"The Death of Jack Hamilton" is a true crime story written by Stephen King. The story was originally published in the 24/31 December 2001 issue of The New Yorker, and was later included in King's own 2002 collection Everything's Eventual.
The story is written in the first-person.

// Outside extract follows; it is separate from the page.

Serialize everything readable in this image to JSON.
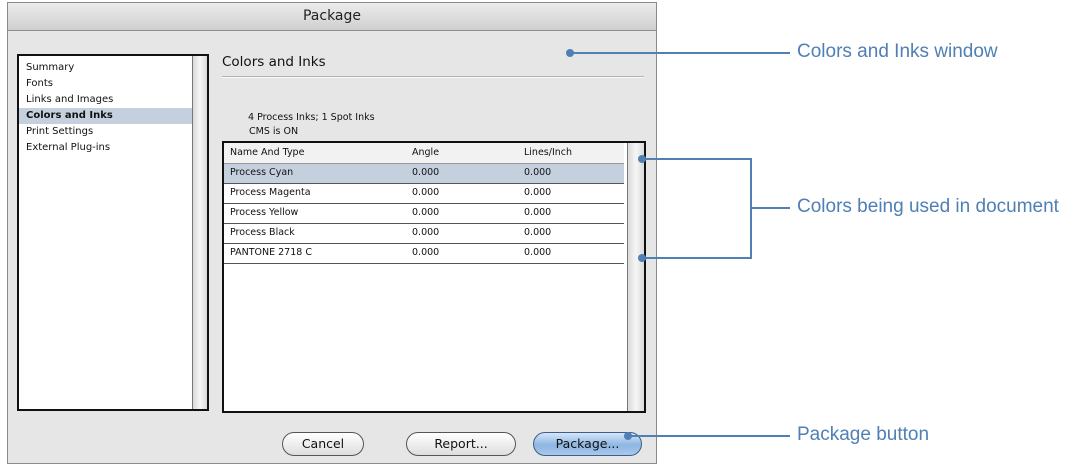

Homer Van Meter, a member of John Dillinger's gang, tells of the slow, painful death of fellow gangmember Jack Hamilton. Van Meter begins by describing Dillinger's death outside the Biograph Theater at the hands of Melvin Purvis's men (who is referenced several times throughout the story as the character's nemesis), as well as addressing the theory that it wasn't actually Dillinger that was killed. Van Meter debunks the theories, citing that the causes for arguments happened during his witnessing the death of Jack Hamilton. During his getaway from a shootout at the Little Bohemia Lodge in Wisconsin, Hamilton is shot by police, and the bullet lodged in his lung, eventually creating a gruesome case of gangrene. Hamilton is refused treatment by Joseph Moran, and Van Meter and Dillinger take Hamilton to stay at the home of Volney Davis and his girlfriend Rabbits, two members of Ma Barker's gang, as well as Ma's son Arthur. King's narrator spares no detail, as the man lapses into dementia before his agonizing, but merciful expiration.